Thinking about the learning
Many pupils will have already come across the unit of power, the watt, outside school. This may have been buying light bulbs at the supermarket, choosing an amplifier for a music system, or switching to the correct power setting for a microwave oven when heating up a snack.
These everyday experiences are likely to fit in with the science idea that the power output of an electrical device is a measure of the amount of energy it shifts each second. There's more to measure in a circuit than electrical current.
For example, many pupils will be familiar with the fact that light bulbs come in all shapes and sizes and are sold according to their
Thus, their bed-side light may use a 40 watt bulb and provide a relatively subdued light (dissipating 40 joule of energy per second). In comparison, the main light in their room might use a 100 watt bulb and be much brighter in comparison (dissipating 100 joule of energy per second).
Making such links to familiar domestic appliances can help pupils to come to understand the usefulness of electrical power, and serve as a motivator for introducing the idea of voltage.
Thinking about the teaching
Start with familiar electrical appliances.
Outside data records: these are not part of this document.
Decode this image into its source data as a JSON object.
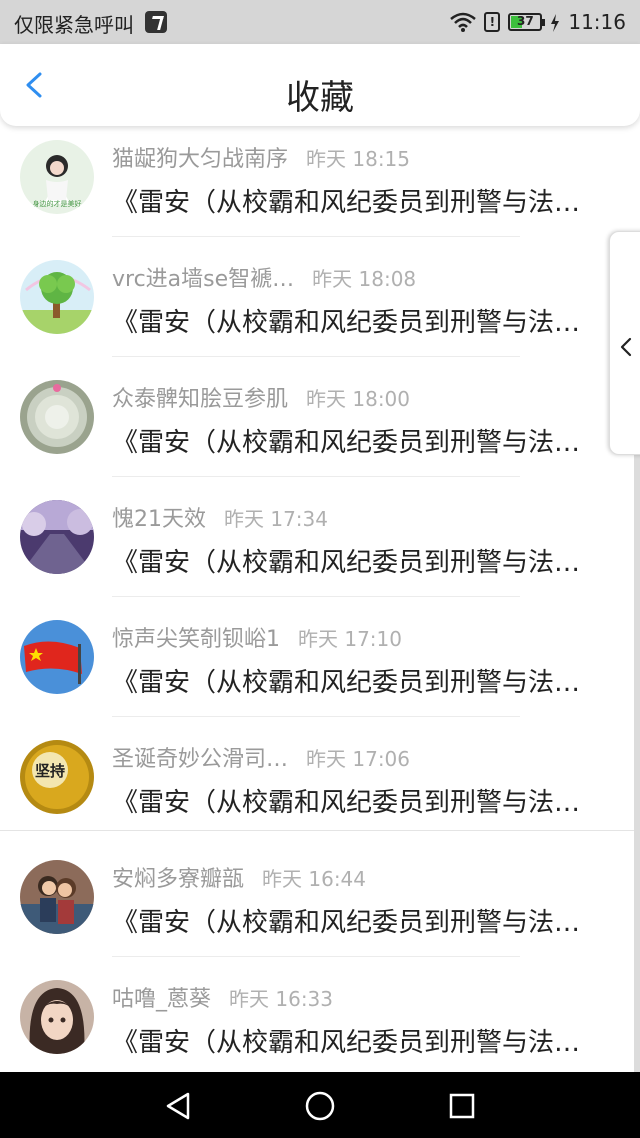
{
  "status_bar": {
    "carrier": "仅限紧急呼叫",
    "time": "11:16",
    "battery": "37"
  },
  "header": {
    "title": "收藏"
  },
  "items": [
    {
      "name": "猫龊狗大匀战南序",
      "time": "昨天 18:15",
      "content": "《雷安（从校霸和风纪委员到刑警与法…"
    },
    {
      "name": "vrc进a墙se智褫…",
      "time": "昨天 18:08",
      "content": "《雷安（从校霸和风纪委员到刑警与法…"
    },
    {
      "name": "众泰髀知脍豆参肌",
      "time": "昨天 18:00",
      "content": "《雷安（从校霸和风纪委员到刑警与法…"
    },
    {
      "name": "愧21天效",
      "time": "昨天 17:34",
      "content": "《雷安（从校霸和风纪委员到刑警与法…"
    },
    {
      "name": "惊声尖笑剞钡峪1",
      "time": "昨天 17:10",
      "content": "《雷安（从校霸和风纪委员到刑警与法…"
    },
    {
      "name": "圣诞奇妙公滑司…",
      "time": "昨天 17:06",
      "content": "《雷安（从校霸和风纪委员到刑警与法…"
    },
    {
      "name": "安焖多寮瓣瓿",
      "time": "昨天 16:44",
      "content": "《雷安（从校霸和风纪委员到刑警与法…"
    },
    {
      "name": "咕噜_蒽葵",
      "time": "昨天 16:33",
      "content": "《雷安（从校霸和风纪委员到刑警与法…"
    }
  ],
  "avatar_texts": {
    "item5": "坚持",
    "item0": "身边的才是美好"
  },
  "colors": {
    "accent": "#2f8ef0",
    "statusbar": "#d6d6d6",
    "navbar": "#000000"
  },
  "icons": {
    "back": "chevron-left-icon",
    "side": "chevron-left-icon",
    "nav": [
      "back-triangle-icon",
      "home-circle-icon",
      "recents-square-icon"
    ]
  }
}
To introduce the idea of electrical power, you might demonstrate various electrical appliances with different power outputs and explain that the amount of energy each device gives out per second is called its electrical power.
A desk lamp radiates 100 joule of energy per second.
A microwave oven shifts 850 joule of energy every second as it cooks food.
A kettle shifts 2500 joule of energy every second as it warms up water.
By making comparisons between the appliances, the important idea to get over is that, for example, the kettle shifts energy 25 times more quickly than the desk lamp (2500 to 100).
The important ideas to develop are:
Thank goodness it only takes a matter of minutes to boil a kettle!